Retail conditions remained ‘challenging’ as consumers reined in their spending due to the ongoing uncertainty over Brexit, while wholesale revenues were affected by lower sales to McColl’s (MCLS).
Chief executive David Potts remained upbeat, however: ‘It was encouraging that during an unusually challenging period for sales, our execution was strong and our profitability robust.’
‘We managed costs well throughout the period, offsetting some of the impact on LFL sales of the challenging trading conditions and continued uncertainty amongst customers.’
Importantly, with four weeks of the year still to go, Potts said he expects 2019/20 profit before tax and exceptional items ‘to be within the current range of analysts' forecasts.’
NO FESTIVE CHEER
Missing from today’s update were like-for-like sales for the 9 weeks to 5 January, although based on the third quarter and half-to-date figures it looks as though sales were down around 2.5% in line with estimates circulating yesterday afternoon.
Morrisons said its ‘basket of key Christmas items was once again very competitive, with most prices the same as or lower than last year’, and once again its Free From range performed well racking up a 34% increase in sales over Christmas and the New Year.

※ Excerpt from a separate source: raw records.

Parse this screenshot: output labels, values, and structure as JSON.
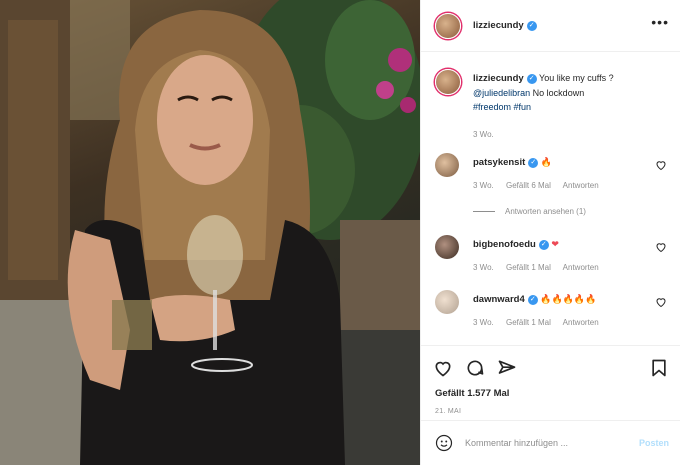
{
  "post": {
    "username": "lizziecundy",
    "verified_icon": "verified-badge-icon",
    "caption_user": "lizziecundy",
    "caption_text": "You like my cuffs ?",
    "caption_mention": "@juliedelibran",
    "caption_after": " No lockdown",
    "hashtag_1": "#freedom",
    "hashtag_2": "#fun",
    "caption_time": "3 Wo."
  },
  "comments": [
    {
      "user": "patsykensit",
      "text": "🔥",
      "time": "3 Wo.",
      "likes": "Gefällt 6 Mal",
      "reply": "Antworten",
      "view_replies": "Antworten ansehen (1)"
    },
    {
      "user": "bigbenofoedu",
      "text": "❤",
      "time": "3 Wo.",
      "likes": "Gefällt 1 Mal",
      "reply": "Antworten"
    },
    {
      "user": "dawnward4",
      "text": "🔥🔥🔥🔥🔥",
      "time": "3 Wo.",
      "likes": "Gefällt 1 Mal",
      "reply": "Antworten"
    }
  ],
  "actions": {
    "like_count": "Gefällt 1.577 Mal",
    "date": "21. MAI"
  },
  "composer": {
    "placeholder": "Kommentar hinzufügen ...",
    "post_label": "Posten"
  },
  "colors": {
    "accent": "#3897f0",
    "link": "#00376b",
    "muted": "#8e8e8e",
    "post_disabled": "#b2dffc",
    "heart_red": "#ed4956"
  }
}
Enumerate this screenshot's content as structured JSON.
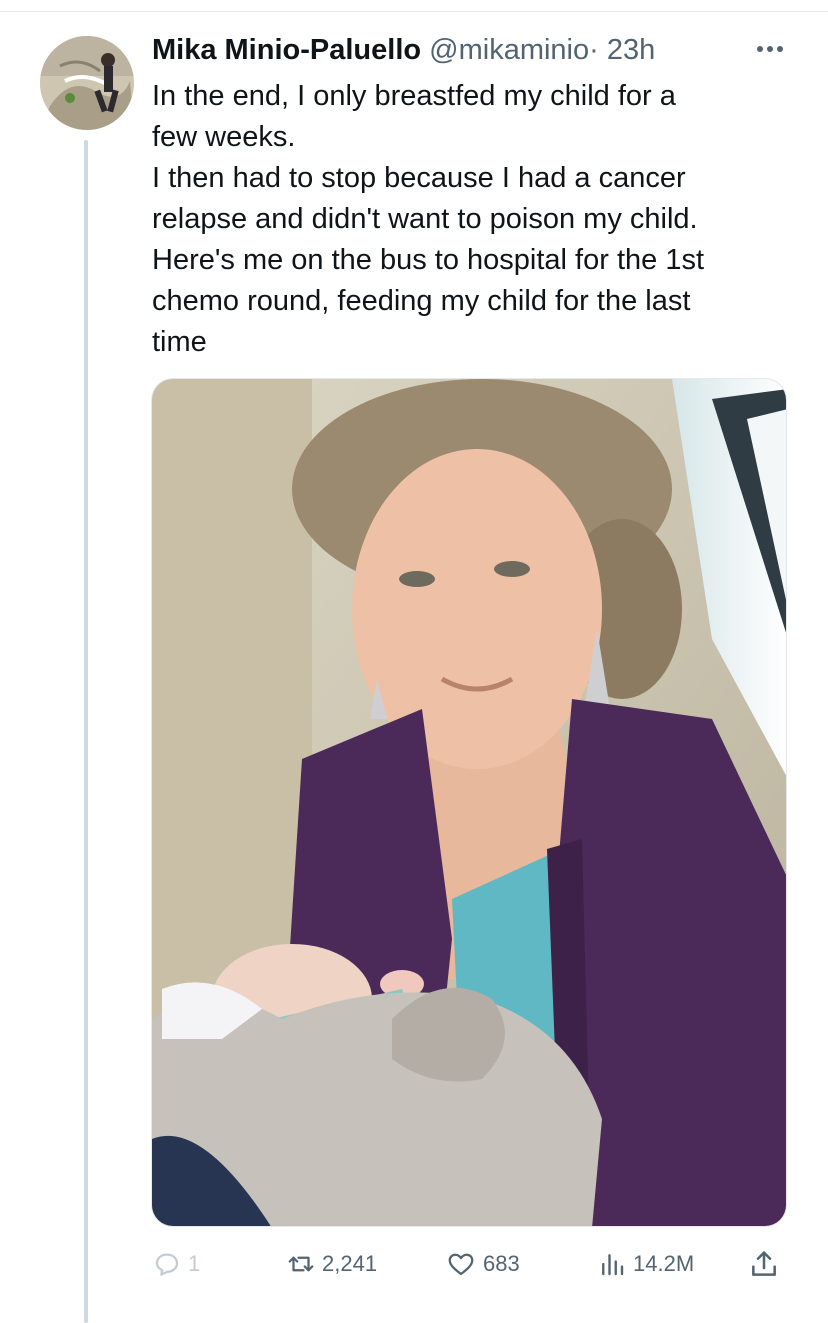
{
  "tweet": {
    "display_name": "Mika Minio-Paluello",
    "handle": "@mikaminio",
    "separator": "·",
    "time": "23h",
    "text": "In the end, I only breastfed my child for a\nfew weeks.\nI then had to stop because I had a cancer\nrelapse and didn't want to poison my child.\nHere's me on the bus to hospital for the 1st\nchemo round, feeding my child for the last\ntime"
  },
  "actions": {
    "replies": "1",
    "retweets": "2,241",
    "likes": "683",
    "views": "14.2M"
  },
  "icons": {
    "more": "more-dots-icon",
    "reply": "reply-bubble-icon",
    "retweet": "retweet-arrows-icon",
    "like": "heart-icon",
    "views": "views-bars-icon",
    "share": "share-upload-icon"
  },
  "colors": {
    "text": "#0f1419",
    "secondary": "#536471",
    "thread_line": "#cfd9de",
    "cardigan": "#4b2a5a",
    "top": "#5fb8c4"
  }
}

The latest market share figures from Kantar for the 12 weeks to 29 December show total UK grocery sales in pounds grew 0.2% on last year with volumes down 0.7% and prices up by an average of 0.9%. For Morrisons, Kantar estimates sales over the 12 weeks fell 2.9% on an absolute basis although today’s figures point to a smaller fall.
Meanwhile data today from market research firm Nielsen suggests that UK supermarkets experienced their lowest growth over the Christmas period for five years, with sales in the four weeks to 28 December up just 0.5% despite shoppers making more trips than last year.